··· Stored data ···

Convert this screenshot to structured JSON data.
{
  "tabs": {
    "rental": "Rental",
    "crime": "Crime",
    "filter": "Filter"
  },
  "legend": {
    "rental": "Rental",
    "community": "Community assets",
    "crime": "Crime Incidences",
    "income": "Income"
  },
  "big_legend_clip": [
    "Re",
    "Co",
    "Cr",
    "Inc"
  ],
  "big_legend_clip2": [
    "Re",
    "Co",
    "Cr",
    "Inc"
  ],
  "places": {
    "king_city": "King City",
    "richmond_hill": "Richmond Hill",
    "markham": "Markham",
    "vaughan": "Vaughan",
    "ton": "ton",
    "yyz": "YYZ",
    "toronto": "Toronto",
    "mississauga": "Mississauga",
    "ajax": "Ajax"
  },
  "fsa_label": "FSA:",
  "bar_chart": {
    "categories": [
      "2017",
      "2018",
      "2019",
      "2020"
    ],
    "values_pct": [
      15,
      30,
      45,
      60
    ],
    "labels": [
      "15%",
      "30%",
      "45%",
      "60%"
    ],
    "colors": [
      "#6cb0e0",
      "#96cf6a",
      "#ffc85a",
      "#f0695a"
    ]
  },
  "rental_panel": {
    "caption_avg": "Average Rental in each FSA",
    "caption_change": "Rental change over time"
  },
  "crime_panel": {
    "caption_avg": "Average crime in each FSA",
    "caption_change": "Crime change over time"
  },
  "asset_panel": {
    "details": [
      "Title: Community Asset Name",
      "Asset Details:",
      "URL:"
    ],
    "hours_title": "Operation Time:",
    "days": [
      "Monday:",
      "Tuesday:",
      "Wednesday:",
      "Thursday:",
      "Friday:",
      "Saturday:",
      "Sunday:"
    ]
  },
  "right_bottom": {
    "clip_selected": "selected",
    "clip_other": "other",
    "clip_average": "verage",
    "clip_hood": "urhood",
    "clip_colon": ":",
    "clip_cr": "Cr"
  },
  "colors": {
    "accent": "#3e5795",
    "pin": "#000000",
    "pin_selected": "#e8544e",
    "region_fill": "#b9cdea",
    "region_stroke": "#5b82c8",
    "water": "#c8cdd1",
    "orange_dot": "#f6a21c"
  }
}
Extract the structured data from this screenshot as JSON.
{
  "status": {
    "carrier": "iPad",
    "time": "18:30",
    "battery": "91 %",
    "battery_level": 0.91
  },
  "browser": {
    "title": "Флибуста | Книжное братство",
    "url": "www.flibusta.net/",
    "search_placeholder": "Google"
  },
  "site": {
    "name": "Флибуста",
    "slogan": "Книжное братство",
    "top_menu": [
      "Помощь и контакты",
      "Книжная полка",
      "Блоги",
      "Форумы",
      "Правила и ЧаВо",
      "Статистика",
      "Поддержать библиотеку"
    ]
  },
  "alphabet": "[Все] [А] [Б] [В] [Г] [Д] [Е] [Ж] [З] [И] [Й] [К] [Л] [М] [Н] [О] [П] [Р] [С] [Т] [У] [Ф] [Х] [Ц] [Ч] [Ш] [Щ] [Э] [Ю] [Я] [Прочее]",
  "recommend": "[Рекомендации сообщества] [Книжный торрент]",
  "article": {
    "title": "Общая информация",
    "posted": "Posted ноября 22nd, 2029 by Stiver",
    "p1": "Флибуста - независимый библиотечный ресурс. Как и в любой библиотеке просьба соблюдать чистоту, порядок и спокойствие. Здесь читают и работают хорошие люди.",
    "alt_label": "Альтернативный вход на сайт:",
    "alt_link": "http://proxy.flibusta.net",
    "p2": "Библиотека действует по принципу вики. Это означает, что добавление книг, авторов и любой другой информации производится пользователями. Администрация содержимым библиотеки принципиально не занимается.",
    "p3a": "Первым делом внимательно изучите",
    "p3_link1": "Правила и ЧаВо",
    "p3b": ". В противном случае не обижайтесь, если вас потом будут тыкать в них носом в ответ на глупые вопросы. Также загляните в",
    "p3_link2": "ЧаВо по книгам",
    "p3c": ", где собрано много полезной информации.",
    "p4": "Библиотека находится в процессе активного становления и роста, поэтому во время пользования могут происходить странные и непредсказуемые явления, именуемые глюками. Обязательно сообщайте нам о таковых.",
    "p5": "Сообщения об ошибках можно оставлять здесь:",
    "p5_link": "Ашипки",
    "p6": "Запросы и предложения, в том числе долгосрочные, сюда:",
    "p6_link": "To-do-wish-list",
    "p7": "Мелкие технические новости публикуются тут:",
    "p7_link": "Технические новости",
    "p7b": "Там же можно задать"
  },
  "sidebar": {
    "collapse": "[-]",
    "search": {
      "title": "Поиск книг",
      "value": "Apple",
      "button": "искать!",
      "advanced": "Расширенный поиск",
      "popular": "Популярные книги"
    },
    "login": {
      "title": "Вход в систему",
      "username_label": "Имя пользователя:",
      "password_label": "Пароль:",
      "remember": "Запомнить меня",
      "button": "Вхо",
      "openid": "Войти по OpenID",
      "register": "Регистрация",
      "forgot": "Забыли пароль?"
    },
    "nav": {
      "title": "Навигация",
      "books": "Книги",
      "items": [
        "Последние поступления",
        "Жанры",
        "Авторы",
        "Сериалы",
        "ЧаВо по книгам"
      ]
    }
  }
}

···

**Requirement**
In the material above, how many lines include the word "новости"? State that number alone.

**Task response**
2